Not the end of the world, then, unless students are turning in work from home computers where they can’t be monitored. Then again, if students can’t be trusted at all, there are greater issues at play than merely the interplay between new technologies and existing educational paradigms, and they don’t stem from teachers and professors.
The edtech reaction
Beyond Chegg, how seriously should the broader edtech market be taking the rise of ChatGPT? Class CEO and founder Michael Chasen, an edtech veteran, sees the “direct, straight competition” between AI and the platform itself: Students used to turn to Chegg to help them with writing papers, conducting research or accessing tutor support, he explained.
The entrepreneur said that a lot of people are talking about the tech without trying to answer a key question: “How do you deploy AI in a meaningful way that makes a difference with teachers and students?”
Class has spent months working on an AI teaching assistant, where students can ask questions for a variety of scenarios including: a summary of what you missed if you dialed into class 10 minutes late, further explanation on a phrase that a lecturer said and didn’t clarify, and basic definitions of terms. “It wasn’t technically difficult to do this, the hard thing was how to figure out how to utilize AI in our product in a way that made it easy” enough so students and teachers don’t even need to understand how AI works, Chasen said.
The product has not yet been rolled out to classrooms. Class is still working on ways to make sure the AI doesn’t say anything negative or offensive. Right now, if a student asks an inappropriate question, it is only visible to them, he said. But as we all know, screenshots of AI gone wrong have a tendency of going viral, so mass integration in classrooms will require some sort of promise that the AI TA won’t go rogue.
“AI isn’t a small feature, and I think any edtech company that is thinking that way is missing the boat,” he said.
Philip Cutler, CEO and founder of Paper, an educational software provider that powers tutoring services in schools, sees generative AI as an asset; he described it as a “new form of calculator.” The company recently launched a product that helps students practice reading, using artificial intelligence to better understand what they read, how well they read based on grade level and to help provide more reading material.
“We are using these tools but unaware of what the bias may be,” Cutler said. “Curriculum and content are very personal for communities, and if we don’t know what the bias is in the AI model, it may cause conflict in what is being taught.”
TechCrunch has its ears perked for more edtech results and whether ChatGPT or other modern AI tools make an appearance. Duolingo reports earnings next week, for example.

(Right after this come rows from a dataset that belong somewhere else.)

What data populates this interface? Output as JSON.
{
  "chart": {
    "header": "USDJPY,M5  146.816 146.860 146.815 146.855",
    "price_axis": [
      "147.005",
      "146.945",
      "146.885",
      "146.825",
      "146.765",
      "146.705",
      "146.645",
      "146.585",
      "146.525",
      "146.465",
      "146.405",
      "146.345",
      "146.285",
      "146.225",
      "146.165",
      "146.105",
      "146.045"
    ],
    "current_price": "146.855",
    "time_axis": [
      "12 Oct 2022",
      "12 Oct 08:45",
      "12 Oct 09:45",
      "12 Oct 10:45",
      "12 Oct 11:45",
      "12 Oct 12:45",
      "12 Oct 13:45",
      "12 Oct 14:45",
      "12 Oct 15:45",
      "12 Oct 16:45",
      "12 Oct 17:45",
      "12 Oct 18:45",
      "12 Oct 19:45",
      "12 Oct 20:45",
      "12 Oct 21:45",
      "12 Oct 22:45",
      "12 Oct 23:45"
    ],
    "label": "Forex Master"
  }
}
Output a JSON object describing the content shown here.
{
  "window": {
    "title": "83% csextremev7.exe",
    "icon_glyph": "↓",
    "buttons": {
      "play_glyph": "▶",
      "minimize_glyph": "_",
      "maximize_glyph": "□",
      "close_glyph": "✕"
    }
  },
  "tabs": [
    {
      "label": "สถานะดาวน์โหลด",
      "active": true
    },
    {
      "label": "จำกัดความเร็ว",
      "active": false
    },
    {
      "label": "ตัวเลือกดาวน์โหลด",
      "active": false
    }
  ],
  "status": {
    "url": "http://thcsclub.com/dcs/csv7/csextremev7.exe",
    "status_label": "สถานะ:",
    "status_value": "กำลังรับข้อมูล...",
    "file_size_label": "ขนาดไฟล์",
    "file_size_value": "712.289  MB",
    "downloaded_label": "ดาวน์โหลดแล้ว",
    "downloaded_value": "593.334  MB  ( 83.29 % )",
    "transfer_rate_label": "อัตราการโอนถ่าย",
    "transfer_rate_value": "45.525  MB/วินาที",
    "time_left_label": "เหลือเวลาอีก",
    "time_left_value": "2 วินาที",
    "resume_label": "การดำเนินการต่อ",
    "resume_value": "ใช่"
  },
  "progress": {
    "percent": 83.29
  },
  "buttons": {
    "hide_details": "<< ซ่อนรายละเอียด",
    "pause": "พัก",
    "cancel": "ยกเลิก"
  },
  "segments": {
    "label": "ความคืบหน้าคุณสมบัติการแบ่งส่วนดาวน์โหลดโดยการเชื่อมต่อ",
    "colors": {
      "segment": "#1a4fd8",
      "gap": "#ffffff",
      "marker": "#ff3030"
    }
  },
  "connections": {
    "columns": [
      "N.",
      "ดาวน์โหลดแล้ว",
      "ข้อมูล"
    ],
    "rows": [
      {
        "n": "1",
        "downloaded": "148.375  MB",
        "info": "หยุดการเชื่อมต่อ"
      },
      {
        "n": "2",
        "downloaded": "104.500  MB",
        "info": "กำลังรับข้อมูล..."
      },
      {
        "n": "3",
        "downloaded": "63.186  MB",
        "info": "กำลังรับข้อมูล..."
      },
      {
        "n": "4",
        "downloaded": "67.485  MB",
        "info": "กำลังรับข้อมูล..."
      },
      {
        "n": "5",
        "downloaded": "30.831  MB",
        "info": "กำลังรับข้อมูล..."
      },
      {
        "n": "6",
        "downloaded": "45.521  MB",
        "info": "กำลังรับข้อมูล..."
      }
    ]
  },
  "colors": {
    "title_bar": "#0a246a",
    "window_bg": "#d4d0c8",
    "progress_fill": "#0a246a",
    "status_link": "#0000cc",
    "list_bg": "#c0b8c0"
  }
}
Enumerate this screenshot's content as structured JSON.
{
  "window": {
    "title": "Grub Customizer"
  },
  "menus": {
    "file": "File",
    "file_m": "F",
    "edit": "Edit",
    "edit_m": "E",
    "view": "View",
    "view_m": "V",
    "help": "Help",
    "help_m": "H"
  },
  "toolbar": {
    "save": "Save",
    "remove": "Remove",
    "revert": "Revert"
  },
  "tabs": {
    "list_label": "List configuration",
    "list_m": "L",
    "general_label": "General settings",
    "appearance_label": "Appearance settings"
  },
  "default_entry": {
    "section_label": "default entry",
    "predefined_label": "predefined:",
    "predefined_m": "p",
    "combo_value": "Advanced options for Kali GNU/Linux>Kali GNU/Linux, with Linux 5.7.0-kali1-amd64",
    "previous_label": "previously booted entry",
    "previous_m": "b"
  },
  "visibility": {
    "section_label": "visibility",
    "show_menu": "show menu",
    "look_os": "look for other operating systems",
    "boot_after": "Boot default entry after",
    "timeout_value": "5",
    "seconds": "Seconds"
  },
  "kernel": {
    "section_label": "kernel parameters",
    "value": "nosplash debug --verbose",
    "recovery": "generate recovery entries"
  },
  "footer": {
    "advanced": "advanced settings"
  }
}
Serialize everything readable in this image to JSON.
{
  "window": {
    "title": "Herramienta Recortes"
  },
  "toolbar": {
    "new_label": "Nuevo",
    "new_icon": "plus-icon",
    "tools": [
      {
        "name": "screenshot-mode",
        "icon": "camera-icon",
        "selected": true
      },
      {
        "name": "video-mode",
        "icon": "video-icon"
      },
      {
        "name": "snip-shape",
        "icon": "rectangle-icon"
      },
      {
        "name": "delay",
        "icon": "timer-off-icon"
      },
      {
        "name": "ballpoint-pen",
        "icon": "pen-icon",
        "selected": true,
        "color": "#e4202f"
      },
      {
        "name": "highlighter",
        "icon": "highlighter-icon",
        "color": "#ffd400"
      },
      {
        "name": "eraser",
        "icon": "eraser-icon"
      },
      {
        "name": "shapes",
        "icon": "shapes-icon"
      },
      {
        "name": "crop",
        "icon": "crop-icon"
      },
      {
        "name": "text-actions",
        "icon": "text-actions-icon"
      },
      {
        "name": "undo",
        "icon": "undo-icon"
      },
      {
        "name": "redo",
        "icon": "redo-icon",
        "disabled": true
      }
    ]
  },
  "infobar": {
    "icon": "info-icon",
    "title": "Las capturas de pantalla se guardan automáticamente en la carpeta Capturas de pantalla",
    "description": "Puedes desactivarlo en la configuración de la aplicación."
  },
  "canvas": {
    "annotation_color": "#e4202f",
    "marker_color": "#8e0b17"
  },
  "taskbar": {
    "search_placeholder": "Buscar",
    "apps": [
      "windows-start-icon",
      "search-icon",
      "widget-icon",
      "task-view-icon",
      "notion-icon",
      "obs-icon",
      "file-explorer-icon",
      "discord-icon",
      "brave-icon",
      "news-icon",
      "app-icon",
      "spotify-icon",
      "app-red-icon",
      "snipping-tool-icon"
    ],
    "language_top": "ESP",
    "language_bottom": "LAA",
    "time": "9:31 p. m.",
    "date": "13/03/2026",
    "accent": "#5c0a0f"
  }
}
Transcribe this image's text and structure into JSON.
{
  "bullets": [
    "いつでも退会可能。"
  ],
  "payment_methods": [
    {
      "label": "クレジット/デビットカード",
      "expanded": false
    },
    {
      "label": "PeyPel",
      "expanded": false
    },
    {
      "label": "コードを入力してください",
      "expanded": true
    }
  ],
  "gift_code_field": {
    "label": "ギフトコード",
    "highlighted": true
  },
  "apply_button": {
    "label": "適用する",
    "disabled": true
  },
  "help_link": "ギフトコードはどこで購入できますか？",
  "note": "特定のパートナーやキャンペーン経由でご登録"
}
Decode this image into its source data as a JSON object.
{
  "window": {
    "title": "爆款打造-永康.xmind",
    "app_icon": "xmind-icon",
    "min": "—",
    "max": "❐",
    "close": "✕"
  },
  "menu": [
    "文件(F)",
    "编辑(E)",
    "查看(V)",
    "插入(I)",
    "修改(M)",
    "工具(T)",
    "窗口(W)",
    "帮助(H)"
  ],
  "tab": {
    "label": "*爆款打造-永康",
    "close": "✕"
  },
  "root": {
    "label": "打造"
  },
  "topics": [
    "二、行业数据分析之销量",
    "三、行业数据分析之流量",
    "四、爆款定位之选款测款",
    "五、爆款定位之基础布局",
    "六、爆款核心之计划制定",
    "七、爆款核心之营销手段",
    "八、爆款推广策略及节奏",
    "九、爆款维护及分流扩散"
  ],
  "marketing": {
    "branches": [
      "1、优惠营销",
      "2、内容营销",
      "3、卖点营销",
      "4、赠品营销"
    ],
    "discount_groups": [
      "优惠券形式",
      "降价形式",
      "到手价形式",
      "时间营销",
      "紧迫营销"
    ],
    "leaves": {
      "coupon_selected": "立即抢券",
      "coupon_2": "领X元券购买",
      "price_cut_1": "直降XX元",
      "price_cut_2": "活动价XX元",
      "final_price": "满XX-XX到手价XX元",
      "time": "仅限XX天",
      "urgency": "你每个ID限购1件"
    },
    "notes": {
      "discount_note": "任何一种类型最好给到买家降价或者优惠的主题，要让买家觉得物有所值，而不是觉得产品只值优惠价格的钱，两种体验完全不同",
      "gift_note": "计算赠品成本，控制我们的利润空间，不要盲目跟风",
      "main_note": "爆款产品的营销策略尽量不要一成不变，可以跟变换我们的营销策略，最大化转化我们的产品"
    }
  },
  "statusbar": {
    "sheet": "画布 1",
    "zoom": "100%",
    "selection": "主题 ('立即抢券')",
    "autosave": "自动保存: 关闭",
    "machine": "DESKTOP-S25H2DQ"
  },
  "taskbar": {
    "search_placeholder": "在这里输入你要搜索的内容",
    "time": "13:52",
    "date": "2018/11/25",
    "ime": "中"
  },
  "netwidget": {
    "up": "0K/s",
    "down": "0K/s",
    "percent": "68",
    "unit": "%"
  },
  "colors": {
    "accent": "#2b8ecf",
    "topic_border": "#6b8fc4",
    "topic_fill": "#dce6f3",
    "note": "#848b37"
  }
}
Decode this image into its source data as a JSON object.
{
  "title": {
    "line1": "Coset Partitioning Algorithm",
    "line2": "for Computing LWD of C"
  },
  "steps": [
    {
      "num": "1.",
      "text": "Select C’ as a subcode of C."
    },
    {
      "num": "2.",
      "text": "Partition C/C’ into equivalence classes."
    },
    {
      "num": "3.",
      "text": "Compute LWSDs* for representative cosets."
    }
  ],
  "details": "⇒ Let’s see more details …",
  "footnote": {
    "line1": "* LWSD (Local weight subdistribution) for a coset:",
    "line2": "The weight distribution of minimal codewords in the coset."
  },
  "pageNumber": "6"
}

It’s still early days; ChatGPT came out less than a year ago. This is, then, year one in a sense. By the time we reach the 10th year of the massively available LLM era, who knows what the challenges will be?